The comment about the hegemony of Kingston and the translation of the Bible into Jamaican Creole is perceptive, pertinent and interesting and one we first addressed seven or eight years ago. What about the other Jamaican dialects? And what about those spoken in Belize, Bocas del Toro, San Andrés, etc. It might be illuminating to see how other major translations have dealt with this same issue. The King James was translated into the language of contemporary southern England. It clearly was not translated in US southern English, nor Australian English (both chronological impossibilities), nor Irish English. Yet that translation has blessed and been used by countless generations of English-speaking people around the world, nearly all of whom spoke dialects quite different from that of King James.

The Good News Bible, translated in the 20th century, was done into general American English, not into rural American English. A British version was produced later, but most of the changes were orthographic. No effort was made to accommodate the dialects of Birmingham, Cardiff, Sunderland or Edinburgh.
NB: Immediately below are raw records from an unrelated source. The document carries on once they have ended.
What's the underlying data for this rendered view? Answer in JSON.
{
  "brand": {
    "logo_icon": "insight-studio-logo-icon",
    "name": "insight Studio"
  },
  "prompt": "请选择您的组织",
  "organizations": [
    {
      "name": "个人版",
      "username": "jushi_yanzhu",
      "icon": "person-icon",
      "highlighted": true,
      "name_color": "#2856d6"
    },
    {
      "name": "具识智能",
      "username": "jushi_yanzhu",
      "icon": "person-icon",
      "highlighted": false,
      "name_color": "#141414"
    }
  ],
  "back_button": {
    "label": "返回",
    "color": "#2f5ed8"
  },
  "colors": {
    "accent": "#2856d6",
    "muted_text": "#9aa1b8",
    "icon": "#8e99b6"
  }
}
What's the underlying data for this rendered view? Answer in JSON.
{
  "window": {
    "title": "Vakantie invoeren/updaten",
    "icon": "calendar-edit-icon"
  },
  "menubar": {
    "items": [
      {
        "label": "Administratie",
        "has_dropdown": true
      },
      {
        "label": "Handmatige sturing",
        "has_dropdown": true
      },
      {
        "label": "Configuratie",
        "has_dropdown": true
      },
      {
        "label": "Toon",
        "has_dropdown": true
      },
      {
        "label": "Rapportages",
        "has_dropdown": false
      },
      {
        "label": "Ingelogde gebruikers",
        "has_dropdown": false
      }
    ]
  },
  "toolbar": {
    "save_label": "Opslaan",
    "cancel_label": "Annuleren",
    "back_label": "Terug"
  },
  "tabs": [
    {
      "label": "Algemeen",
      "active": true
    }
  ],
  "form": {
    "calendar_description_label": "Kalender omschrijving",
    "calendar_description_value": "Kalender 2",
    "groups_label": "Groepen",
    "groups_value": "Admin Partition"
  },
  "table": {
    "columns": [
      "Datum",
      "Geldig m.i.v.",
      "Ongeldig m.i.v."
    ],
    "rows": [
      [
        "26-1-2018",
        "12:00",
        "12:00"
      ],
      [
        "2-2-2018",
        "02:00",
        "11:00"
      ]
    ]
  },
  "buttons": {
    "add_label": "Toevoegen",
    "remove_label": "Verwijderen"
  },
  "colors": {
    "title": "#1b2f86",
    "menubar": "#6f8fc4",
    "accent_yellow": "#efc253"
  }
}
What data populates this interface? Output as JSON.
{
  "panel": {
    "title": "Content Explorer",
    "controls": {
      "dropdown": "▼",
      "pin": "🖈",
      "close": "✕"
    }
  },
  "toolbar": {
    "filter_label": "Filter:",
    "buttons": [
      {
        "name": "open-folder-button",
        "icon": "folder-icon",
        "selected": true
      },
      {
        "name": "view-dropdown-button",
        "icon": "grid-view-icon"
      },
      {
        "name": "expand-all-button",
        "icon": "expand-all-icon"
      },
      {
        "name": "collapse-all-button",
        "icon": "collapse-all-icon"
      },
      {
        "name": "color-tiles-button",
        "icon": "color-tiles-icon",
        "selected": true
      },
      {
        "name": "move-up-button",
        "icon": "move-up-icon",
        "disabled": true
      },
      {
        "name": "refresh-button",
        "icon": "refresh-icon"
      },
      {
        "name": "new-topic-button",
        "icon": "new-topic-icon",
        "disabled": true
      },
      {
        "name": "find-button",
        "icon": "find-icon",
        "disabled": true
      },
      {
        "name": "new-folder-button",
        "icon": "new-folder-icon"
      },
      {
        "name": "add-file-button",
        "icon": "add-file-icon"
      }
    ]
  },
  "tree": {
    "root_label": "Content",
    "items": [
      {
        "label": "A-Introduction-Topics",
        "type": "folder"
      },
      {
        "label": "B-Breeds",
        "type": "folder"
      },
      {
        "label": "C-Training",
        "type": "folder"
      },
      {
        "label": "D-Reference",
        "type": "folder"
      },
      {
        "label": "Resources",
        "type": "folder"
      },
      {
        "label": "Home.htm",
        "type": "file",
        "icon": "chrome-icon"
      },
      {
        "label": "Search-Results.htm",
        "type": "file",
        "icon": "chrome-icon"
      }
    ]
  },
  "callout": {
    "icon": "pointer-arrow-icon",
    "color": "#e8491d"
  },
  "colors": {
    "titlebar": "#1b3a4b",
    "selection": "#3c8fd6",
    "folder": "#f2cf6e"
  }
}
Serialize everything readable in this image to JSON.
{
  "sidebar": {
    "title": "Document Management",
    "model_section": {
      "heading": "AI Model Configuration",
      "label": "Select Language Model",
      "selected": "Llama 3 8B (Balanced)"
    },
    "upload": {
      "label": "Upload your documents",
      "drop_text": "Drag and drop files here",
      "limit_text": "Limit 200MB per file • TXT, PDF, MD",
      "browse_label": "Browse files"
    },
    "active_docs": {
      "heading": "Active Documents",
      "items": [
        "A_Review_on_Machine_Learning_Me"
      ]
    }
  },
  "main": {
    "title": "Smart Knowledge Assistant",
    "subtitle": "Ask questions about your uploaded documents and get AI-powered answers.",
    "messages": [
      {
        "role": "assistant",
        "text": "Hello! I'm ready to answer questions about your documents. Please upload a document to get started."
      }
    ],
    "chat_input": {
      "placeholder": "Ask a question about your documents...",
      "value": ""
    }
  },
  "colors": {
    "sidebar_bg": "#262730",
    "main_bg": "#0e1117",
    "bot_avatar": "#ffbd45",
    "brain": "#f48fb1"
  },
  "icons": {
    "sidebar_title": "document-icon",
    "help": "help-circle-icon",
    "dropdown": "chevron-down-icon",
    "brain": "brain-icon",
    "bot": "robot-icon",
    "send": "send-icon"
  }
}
Yet it is read and used by people in all of those areas.

To attempt to adapt a translation to specific areas of a country is a practically impossible task. In the first place, how what could it be done other than producing a version for each dialect? More importantly, dialects are not discrete entities each separate and distinct from the neighboring varieties. Rather, they blend seamlessly one into another without clear-cut boundaries. In other words, dialects tend to be arrayed along a continuum, and, in that sense, are nearly impossible to define and delimit.

What translators and translation projects have done is to select a widely used standard variety of the language, or, lacking that, the most prestigious member of a family of dialects. In the case of Creoles, it could be argued that there exist no standard varieties because Creoles typically have not been allowed to participate in the standardization process. In the Jamaica, for instance, English has been the standard language form. However, now for almost the first time Creole is being given the opportunity to be used in a serious domain (Scripture translation). Some variety will have to be chosen for this, and it can be argued that it makes sense to choose the variety spoken in the major (capital) city. Indeed, it is very difficult to raise a rural variety to the level of “standard”. In fact, in earlier discussions of this topic, some Jamaicans have expressed the view that a translation of the Bible into rural Jamaican would come across as “country bumpkinish” to most Creole speakers. This is would only exacerbate the strident opposition to project arising from the unfounded notion that for some reason Creole is an unworthy vehicle of Scripture.

Ronald Ross
UBS consultant for Creole project

Bertram Corner said...

Ron, thanks for responding. I agree that the best way to address the issue and therefore make allowance for rural and urban Jamaica is to "select a widely used standard variety of the language."